%%

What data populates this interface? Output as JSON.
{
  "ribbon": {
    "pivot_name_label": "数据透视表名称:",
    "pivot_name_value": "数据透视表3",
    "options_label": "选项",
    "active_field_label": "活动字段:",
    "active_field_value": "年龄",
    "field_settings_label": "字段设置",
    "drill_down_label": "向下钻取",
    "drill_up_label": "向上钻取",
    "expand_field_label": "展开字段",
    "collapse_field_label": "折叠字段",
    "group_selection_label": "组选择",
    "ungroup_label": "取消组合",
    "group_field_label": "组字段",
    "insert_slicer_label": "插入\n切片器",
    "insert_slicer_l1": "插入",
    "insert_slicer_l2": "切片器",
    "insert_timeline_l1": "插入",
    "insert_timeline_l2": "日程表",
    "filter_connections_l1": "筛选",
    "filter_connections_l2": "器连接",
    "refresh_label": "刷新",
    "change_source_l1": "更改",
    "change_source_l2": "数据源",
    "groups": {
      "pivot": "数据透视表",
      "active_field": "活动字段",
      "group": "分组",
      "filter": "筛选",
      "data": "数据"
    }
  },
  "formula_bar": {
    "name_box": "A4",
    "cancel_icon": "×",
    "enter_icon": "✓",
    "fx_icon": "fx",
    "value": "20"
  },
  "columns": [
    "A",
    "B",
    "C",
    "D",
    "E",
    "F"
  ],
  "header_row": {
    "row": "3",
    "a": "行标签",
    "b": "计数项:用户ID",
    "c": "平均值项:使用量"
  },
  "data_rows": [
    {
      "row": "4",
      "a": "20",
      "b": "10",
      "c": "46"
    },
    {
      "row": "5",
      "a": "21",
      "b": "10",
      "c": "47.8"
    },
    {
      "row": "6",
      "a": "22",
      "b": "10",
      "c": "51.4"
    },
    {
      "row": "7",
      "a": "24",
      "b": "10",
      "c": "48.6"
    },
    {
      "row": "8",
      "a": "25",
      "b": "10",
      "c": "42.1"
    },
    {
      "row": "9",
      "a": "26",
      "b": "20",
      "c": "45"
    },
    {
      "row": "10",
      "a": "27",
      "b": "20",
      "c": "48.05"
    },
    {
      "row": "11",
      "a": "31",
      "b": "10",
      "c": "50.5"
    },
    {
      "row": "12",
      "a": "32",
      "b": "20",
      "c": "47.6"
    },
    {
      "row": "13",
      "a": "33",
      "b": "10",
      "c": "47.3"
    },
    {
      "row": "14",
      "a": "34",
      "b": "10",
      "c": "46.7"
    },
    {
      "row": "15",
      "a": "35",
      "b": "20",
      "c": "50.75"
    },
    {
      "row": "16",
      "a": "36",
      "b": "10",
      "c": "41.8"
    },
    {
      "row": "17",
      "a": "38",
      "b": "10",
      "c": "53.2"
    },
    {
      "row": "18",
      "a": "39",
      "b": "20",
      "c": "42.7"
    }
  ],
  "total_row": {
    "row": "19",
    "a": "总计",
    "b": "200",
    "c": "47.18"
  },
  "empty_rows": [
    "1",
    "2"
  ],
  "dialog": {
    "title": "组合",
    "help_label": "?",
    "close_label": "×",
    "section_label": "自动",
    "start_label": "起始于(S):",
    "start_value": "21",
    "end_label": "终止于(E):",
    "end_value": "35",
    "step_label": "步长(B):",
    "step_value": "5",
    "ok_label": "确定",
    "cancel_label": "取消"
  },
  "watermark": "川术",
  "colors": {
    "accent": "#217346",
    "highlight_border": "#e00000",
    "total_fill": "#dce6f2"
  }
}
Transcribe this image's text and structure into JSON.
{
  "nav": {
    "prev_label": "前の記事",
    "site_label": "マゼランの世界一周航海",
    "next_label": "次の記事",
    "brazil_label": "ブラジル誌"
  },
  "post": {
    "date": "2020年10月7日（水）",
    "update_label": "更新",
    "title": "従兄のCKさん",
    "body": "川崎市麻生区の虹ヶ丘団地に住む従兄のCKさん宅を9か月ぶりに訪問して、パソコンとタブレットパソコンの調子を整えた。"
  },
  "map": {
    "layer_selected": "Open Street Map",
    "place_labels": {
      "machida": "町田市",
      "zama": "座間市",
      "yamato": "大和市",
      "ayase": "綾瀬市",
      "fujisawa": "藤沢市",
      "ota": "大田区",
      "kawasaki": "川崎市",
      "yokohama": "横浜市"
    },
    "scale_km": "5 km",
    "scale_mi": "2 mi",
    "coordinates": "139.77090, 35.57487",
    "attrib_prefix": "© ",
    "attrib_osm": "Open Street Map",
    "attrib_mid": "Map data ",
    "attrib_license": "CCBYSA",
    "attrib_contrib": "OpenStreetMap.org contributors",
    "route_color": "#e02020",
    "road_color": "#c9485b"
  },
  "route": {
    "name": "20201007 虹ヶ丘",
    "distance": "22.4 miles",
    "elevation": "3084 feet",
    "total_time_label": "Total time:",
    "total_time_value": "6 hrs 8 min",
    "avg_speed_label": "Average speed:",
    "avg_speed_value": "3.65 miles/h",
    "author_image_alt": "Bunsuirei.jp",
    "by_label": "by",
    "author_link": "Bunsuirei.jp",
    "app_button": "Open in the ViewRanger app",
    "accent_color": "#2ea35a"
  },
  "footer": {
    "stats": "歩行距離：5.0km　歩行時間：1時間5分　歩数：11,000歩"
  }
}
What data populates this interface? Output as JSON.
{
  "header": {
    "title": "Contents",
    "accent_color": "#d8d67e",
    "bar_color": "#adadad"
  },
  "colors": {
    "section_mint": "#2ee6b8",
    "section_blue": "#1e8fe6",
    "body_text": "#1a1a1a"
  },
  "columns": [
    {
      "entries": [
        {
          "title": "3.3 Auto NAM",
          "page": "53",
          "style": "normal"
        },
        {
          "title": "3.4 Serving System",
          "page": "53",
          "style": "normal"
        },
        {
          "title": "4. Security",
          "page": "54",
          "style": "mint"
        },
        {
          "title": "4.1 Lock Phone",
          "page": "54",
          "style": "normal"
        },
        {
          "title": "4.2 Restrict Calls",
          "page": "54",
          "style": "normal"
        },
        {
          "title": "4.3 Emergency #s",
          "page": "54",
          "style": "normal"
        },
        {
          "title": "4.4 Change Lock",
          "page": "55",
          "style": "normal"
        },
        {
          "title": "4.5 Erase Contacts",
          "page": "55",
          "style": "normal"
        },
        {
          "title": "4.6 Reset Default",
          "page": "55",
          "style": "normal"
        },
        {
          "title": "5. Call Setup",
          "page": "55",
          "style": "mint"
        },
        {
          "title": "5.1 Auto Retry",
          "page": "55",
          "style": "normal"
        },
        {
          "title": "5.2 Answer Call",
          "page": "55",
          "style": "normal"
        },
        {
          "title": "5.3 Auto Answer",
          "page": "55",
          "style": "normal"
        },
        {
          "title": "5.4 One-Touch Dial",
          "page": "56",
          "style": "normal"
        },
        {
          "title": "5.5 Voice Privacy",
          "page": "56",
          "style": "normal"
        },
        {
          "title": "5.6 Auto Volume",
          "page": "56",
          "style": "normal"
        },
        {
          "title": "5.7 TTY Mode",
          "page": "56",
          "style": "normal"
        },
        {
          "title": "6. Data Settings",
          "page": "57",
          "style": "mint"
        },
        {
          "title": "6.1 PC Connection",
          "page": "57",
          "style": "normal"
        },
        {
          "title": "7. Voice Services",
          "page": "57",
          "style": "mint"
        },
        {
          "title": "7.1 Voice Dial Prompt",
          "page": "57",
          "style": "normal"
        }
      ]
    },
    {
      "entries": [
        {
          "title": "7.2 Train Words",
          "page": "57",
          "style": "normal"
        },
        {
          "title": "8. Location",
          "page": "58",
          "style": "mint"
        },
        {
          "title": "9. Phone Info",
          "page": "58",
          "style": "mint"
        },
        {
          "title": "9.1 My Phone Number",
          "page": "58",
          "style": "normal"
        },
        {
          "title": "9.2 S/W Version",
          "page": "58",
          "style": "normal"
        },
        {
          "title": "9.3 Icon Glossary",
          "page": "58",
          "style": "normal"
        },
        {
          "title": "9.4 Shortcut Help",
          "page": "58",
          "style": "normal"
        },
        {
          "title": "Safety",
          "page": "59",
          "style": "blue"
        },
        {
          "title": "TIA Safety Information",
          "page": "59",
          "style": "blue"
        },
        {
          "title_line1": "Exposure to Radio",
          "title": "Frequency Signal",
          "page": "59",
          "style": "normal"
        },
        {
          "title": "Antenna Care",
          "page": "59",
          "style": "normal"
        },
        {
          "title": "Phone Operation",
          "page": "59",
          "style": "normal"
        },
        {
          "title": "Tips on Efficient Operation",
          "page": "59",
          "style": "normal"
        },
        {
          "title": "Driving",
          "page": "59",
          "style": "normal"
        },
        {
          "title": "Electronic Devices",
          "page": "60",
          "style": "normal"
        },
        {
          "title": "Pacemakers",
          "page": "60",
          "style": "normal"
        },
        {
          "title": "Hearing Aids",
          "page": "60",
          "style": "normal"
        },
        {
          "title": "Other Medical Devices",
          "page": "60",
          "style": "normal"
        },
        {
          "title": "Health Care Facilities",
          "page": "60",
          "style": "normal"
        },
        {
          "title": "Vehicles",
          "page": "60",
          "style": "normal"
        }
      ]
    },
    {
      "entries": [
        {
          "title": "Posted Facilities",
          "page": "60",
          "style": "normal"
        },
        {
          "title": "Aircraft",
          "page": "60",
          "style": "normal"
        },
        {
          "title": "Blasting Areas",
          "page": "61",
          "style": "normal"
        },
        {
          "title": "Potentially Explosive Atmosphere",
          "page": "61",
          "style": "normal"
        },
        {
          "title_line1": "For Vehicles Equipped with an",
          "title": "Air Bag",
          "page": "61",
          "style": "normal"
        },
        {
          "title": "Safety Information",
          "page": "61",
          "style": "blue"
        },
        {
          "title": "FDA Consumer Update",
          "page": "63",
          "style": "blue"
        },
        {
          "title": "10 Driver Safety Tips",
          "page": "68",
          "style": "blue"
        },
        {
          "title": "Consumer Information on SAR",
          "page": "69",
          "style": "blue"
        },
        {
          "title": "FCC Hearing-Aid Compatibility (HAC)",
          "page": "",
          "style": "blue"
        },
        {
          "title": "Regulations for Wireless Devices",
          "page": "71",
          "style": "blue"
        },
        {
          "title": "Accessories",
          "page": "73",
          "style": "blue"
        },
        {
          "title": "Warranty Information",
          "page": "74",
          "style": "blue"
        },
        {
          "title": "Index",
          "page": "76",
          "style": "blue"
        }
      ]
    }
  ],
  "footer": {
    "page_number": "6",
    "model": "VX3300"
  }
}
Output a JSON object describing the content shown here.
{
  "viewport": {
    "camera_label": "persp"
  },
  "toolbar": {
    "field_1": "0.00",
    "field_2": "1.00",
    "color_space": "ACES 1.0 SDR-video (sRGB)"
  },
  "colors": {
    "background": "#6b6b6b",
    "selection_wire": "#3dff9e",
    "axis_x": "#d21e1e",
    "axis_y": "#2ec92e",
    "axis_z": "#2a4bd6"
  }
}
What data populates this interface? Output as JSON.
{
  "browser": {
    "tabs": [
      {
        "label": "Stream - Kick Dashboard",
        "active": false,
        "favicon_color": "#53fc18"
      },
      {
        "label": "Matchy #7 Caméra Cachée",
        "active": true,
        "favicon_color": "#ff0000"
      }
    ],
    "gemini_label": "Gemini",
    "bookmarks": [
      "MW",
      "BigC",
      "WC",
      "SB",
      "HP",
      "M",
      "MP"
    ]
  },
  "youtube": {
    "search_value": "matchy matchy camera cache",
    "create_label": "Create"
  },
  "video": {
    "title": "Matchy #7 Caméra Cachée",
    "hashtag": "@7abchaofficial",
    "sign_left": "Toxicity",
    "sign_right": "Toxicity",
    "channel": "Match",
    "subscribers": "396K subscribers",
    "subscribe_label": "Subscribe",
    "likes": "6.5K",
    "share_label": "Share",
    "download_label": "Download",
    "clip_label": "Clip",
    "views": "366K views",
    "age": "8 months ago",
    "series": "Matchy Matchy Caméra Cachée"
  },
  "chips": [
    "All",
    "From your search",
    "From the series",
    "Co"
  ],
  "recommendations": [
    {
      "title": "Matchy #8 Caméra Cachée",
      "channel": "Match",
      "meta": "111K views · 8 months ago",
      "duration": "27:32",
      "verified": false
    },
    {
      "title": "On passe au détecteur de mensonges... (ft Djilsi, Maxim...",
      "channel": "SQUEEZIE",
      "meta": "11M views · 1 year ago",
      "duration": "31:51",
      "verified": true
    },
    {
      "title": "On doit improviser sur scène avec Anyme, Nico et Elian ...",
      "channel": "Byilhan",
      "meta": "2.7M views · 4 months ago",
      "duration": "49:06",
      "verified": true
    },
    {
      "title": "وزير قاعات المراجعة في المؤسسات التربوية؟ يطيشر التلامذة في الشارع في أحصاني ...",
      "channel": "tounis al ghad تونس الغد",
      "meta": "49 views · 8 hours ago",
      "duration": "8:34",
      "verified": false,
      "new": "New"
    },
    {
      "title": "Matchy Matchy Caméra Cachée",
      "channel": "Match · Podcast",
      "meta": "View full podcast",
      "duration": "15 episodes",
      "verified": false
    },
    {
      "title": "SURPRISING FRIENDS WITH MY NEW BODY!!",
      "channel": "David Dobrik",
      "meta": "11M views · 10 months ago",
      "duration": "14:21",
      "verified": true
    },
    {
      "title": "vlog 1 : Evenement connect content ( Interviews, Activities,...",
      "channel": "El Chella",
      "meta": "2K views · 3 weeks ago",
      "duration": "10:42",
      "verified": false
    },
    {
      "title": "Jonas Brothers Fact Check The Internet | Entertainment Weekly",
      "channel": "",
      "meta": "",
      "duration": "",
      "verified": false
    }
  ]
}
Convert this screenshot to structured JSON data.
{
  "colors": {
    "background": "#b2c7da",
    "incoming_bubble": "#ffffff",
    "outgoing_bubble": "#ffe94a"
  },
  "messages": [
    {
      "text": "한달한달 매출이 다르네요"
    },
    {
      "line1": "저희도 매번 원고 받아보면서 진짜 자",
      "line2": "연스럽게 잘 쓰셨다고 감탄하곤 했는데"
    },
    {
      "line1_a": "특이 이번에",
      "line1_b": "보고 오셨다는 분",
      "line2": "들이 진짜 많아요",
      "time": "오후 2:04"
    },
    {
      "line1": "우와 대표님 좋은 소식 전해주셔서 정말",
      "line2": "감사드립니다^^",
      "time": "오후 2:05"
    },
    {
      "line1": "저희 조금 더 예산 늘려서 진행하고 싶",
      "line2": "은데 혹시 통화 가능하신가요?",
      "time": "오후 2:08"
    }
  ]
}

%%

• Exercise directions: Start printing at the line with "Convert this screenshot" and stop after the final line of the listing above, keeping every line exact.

• Solution to the exercise:
Convert this screenshot to structured JSON data.
{
  "colors": {
    "background": "#b2c7da",
    "incoming_bubble": "#ffffff",
    "outgoing_bubble": "#ffe94a"
  },
  "messages": [
    {
      "text": "한달한달 매출이 다르네요"
    },
    {
      "line1": "저희도 매번 원고 받아보면서 진짜 자",
      "line2": "연스럽게 잘 쓰셨다고 감탄하곤 했는데"
    },
    {
      "line1_a": "특이 이번에",
      "line1_b": "보고 오셨다는 분",
      "line2": "들이 진짜 많아요",
      "time": "오후 2:04"
    },
    {
      "line1": "우와 대표님 좋은 소식 전해주셔서 정말",
      "line2": "감사드립니다^^",
      "time": "오후 2:05"
    },
    {
      "line1": "저희 조금 더 예산 늘려서 진행하고 싶",
      "line2": "은데 혹시 통화 가능하신가요?",
      "time": "오후 2:08"
    }
  ]
}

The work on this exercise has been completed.